Recital Room, City Halls
Wednesday 21st November 2012
Pianist Dan Tepfer had already been in the Recital Room the night before, playing Bach’s Goldberg Variations and his own improvisations on them. His classical inclinations came through quite strongly in this trio set, in that he was very much a pianist who used both hands to play multiple simultaneous lines, rather than playing a horn-like melodic line in the right hand while the left played a chordal accompaniment. His playing showed a great variety of touches, from legato melodic phrases to percussive staccato figures, and he used the whole range of the keyboard, some times concentrating on rumbling bass figures and at others exploring the instrument’s upper register.

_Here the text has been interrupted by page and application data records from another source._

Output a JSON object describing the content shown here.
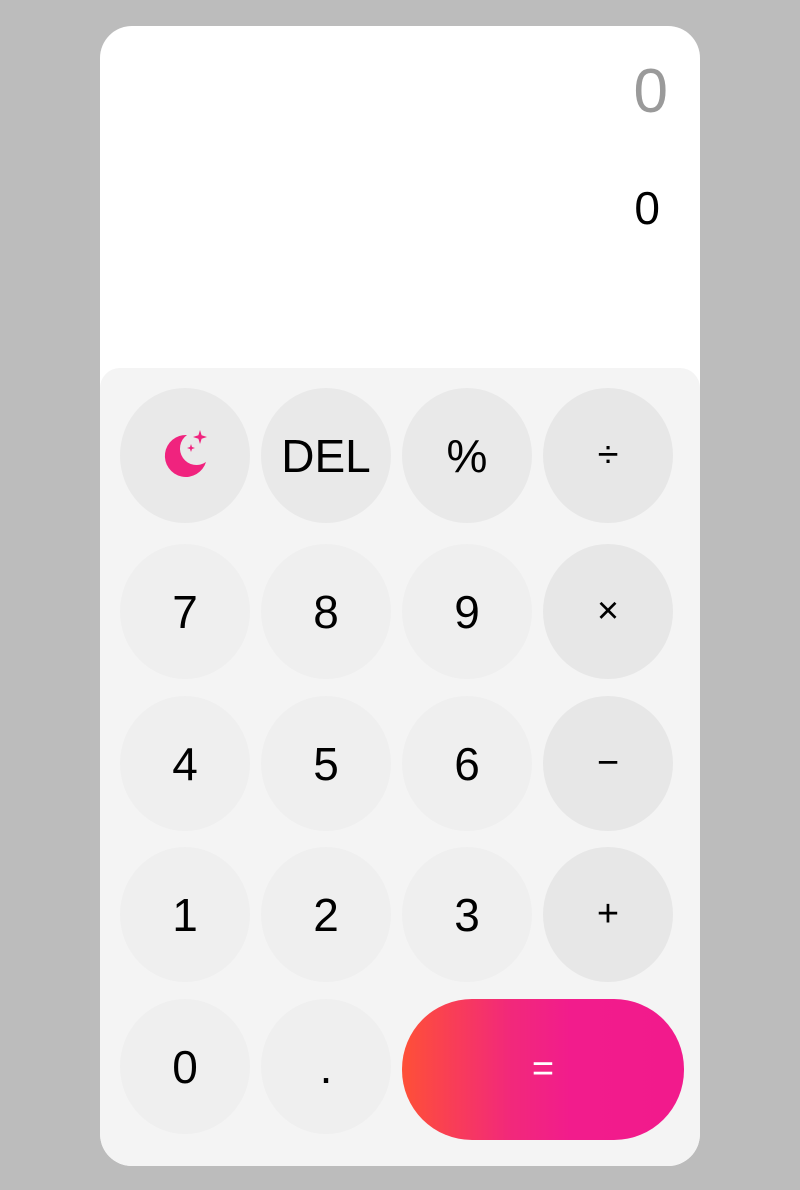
{
  "display": {
    "previous": "0",
    "current": "0"
  },
  "keys": {
    "theme_icon": "moon-stars-icon",
    "del": "DEL",
    "percent": "%",
    "divide": "÷",
    "seven": "7",
    "eight": "8",
    "nine": "9",
    "multiply": "×",
    "four": "4",
    "five": "5",
    "six": "6",
    "subtract": "−",
    "one": "1",
    "two": "2",
    "three": "3",
    "add": "+",
    "zero": "0",
    "decimal": ".",
    "equals": "="
  },
  "colors": {
    "accent_start": "#fe5037",
    "accent_end": "#f21a8c",
    "icon": "#f0237e",
    "background": "#bcbcbc",
    "keypad": "#f4f4f4"
  }
}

Most of the set consisted of originals, but it was his version of pieces by other composers which made the strongest impact. Some of them were refreshingly different, but his reworkings of Jacques Brel’s “Le Pays Plats” and Beyonce’s “Single Girls” didn’t seem at all out of place alongside more conventional jazz fare like Gershwin’s “I Loves You Porgy”. By comparison his own tunes didn’t always seem quite strong enough: his rhapsodic improvising style meant that, like his frequent musical partner Lee Konitz, he often got a long way indeed from the original material, and when that material wasn’t particularly memorable the result could seem too much like a display of piano technique disconnected from the original composition. He also had a tendency to start many of his own numbers with an ostinato figure in the bass which he repeated several times before starting to play anything with his right hand: if overused this could end up becoming a mere mannerism.
This isn’t intended to be a negative review, though. Overall I thought Tepfer’s performance – and those of drummer Ted Poor and bassist Joe Sanders – was excellent. He’s achieved one of the features of a top jazz musician, in that he’s developed a style which is recognisably his own. There’s the occasional hint of Keith Jarrett in the improvising, and a good bit of classical playing in his touch, but ultimately he sounds like no one else but Dan Tepfer.